  2. Display Drivers
  3. Graphics Cards
  4. Memory
  5. Motherboards
  6. Processors
  7. Software
  8. Storage
  9. Operating Systems


Facebook RSS Twitter Twitter Google Plus


Phoronix Test Suite

OpenBenchmarking.org

openSUSE 13.2 To Use Btrfs By Default, Major Changes

SUSE

Published on 19 March 2014 11:31 AM EDT
Written by Michael Larabel in SUSE
19 Comments

While openSUSE 13.2 will not be released until November, we now have an idea for some of the changes and new features being planned by the openSUSE developers.

First and foremost, openSUSE 13.2 is planning to switch to the Btrfs file-system by default. Switching from EXT4 to Btrfs doesn't come as a huge surprise given the next-generation Btrfs features over EXT4 and that as of late it's been ramping up and showing signs of stability as the Btrfs developers now work for Facebook. We have known for a while that SUSE is fond of Btrfs, with the openSUSE 13.1 release they were calling Btrfs safe for users, and all around they have been quite fond of the file-system in recent times and previously signaled the next release would likely use Btrfs.

Along with the Btrfs change, openSUSE 13.2 is looking to use Wicked for network management and the Dracut initrd replacement.

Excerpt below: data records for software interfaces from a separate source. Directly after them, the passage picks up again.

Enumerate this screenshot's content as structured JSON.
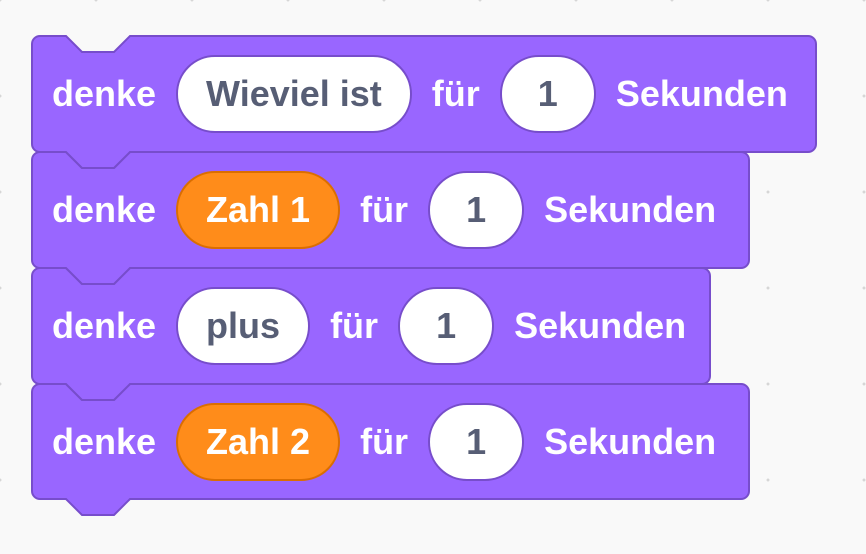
{
  "colors": {
    "block_fill": "#9966FF",
    "block_border": "#774DCB",
    "variable_fill": "#FF8C1A",
    "variable_border": "#DB6E00",
    "input_fill": "#FFFFFF",
    "input_text": "#575E75",
    "workspace_bg": "#F9F9F9"
  },
  "script": {
    "blocks": [
      {
        "opcode": "looks_thinkforsecs",
        "label_think": "denke",
        "message": {
          "kind": "text",
          "value": "Wieviel ist"
        },
        "label_for": "für",
        "seconds": "1",
        "label_unit": "Sekunden"
      },
      {
        "opcode": "looks_thinkforsecs",
        "label_think": "denke",
        "message": {
          "kind": "variable",
          "value": "Zahl 1"
        },
        "label_for": "für",
        "seconds": "1",
        "label_unit": "Sekunden"
      },
      {
        "opcode": "looks_thinkforsecs",
        "label_think": "denke",
        "message": {
          "kind": "text",
          "value": "plus"
        },
        "label_for": "für",
        "seconds": "1",
        "label_unit": "Sekunden"
      },
      {
        "opcode": "looks_thinkforsecs",
        "label_think": "denke",
        "message": {
          "kind": "variable",
          "value": "Zahl 2"
        },
        "label_for": "für",
        "seconds": "1",
        "label_unit": "Sekunden"
      }
    ]
  }
}
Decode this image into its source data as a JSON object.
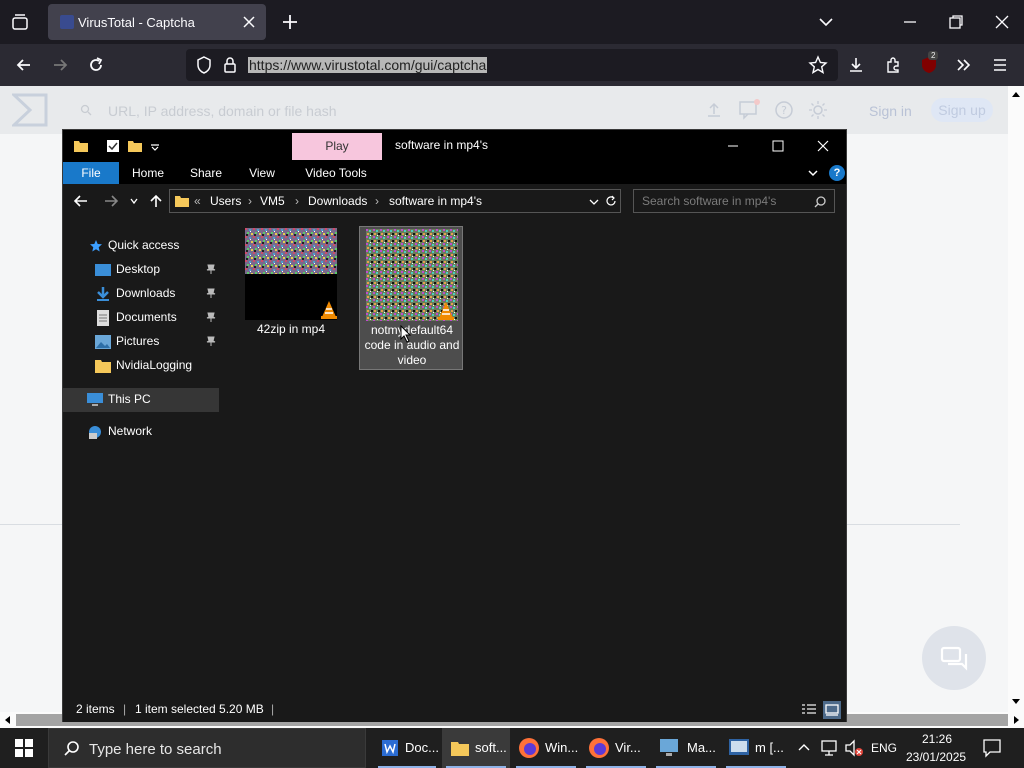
{
  "browser": {
    "tab_title": "VirusTotal - Captcha",
    "url": "https://www.virustotal.com/gui/captcha",
    "extension_badge": "2"
  },
  "vt": {
    "search_placeholder": "URL, IP address, domain or file hash",
    "signin": "Sign in",
    "signup": "Sign up"
  },
  "explorer": {
    "play_tab": "Play",
    "window_title": "software in mp4's",
    "ribbon_tabs": [
      "File",
      "Home",
      "Share",
      "View",
      "Video Tools"
    ],
    "breadcrumb": [
      "Users",
      "VM5",
      "Downloads",
      "software in mp4's"
    ],
    "search_placeholder": "Search software in mp4's",
    "nav": {
      "quick_access": "Quick access",
      "desktop": "Desktop",
      "downloads": "Downloads",
      "documents": "Documents",
      "pictures": "Pictures",
      "nvidialogging": "NvidiaLogging",
      "this_pc": "This PC",
      "network": "Network"
    },
    "files": [
      {
        "name": "42zip in mp4",
        "selected": false
      },
      {
        "name": "notmydefault64 code in audio and video",
        "selected": true
      }
    ],
    "status": {
      "items": "2 items",
      "selected": "1 item selected  5.20 MB"
    }
  },
  "taskbar": {
    "search_placeholder": "Type here to search",
    "apps": [
      {
        "label": "Doc...",
        "icon": "word-icon"
      },
      {
        "label": "soft...",
        "icon": "folder-icon"
      },
      {
        "label": "Win...",
        "icon": "firefox-icon"
      },
      {
        "label": "Vir...",
        "icon": "firefox-icon"
      },
      {
        "label": "Ma...",
        "icon": "computer-icon"
      },
      {
        "label": "m [...",
        "icon": "vm-icon"
      }
    ],
    "language": "ENG",
    "time": "21:26",
    "date": "23/01/2025"
  }
}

When it comes to openSUSE engineering, the popular YaST utility front-end is being ported to Qt5. This next release will also use the Zypper 1.10.x branch, will include KDE Frameworks 5, GCC 4.9 will be the default compiler, and Wayland 1.4 will be available to users. While Wayland will be available, it likely will not be the default display environment.

More details on these planned openSUSE 13.2 changes can be found via an announcement today at news.opensuse.org.

About The Author
Michael Larabel is the principal author of Phoronix.com and founded the web-site in 2004 with a focus on enriching the Linux hardware experience and being the largest web-site devoted to Linux hardware reviews, particularly for products relevant to Linux gamers and enthusiasts but also commonly reviewing servers/workstations and embedded Linux devices. Michael has written more than 10,000 articles covering the state of Linux hardware support, Linux performance, graphics hardware drivers, and other topics. Michael is also the lead developer of the Phoronix Test Suite, Phoromatic, and OpenBenchmarking.org automated testing software. He can be followed via and or contacted via .
Latest Linux Hardware Reviews
  1. Scythe Mugen MAX
  2. Intel Core i7 5960X Haswell-E On Linux
  3. Intel 80GB 530 Series M.2 SSD On Linux
  4. With A New Motherboard, The Core i7 5960X Haswell-E Lights Up
Latest Linux Articles
  1. 7-Way Linux Desktop Gaming Comparison On Ubuntu 14.10
  2. Intel P-State vs. CPUFreq Benchmarks On The i7-5960X
  3. RadeonSI GLAMOR Benchmarks With X.Org Server 1.16
  4. RadeonSI Gallium3D vs. Catalyst At 4K UHD On Linux
Latest Linux News
  1. Uselessd: A Stripped Down Version Of Systemd
  2. F2FS Tools Gain FSCK Support
  3. FreeBSD 10.1 Has The New VT Driver, Hardware Improvements
  4. AntiMicro 2.6 Yields Greater Compatibility For Gamepads On Linux
  5. OpenGL 3.3 / GLSL 3.30 Lands For Intel Sandy Bridge On Mesa
  6. AMD's RadeonSI Gallium3D Driver Sees Some Improvements
  7. Mesa 10.3 Released With The Latest Open-Source GPU Driver Improvements
  8. GNOME 3.13.92 Officially Released
  9. Wine 1.7.27 Is Still Working Towards Direct2D Support
  10. Wasteland 2 Officially Launched Today, Including For Linux Gamers
Latest Forum Discussions
  1. SSD seems slow
  2. X.Org Women Outreach Program Only Turns Up Two Applicants So Far
  3. R. Tyler restarts work on FreeBSD launchd port, openlaunchd
  4. Can Linux kill a motherboard?
  5. Stop grabbing my keyboard :(
  6. Glamor now enabled in Debian radeonsi
  7. New stress testing utility for GPU's
  8. New Group Calls For Boycotting Systemd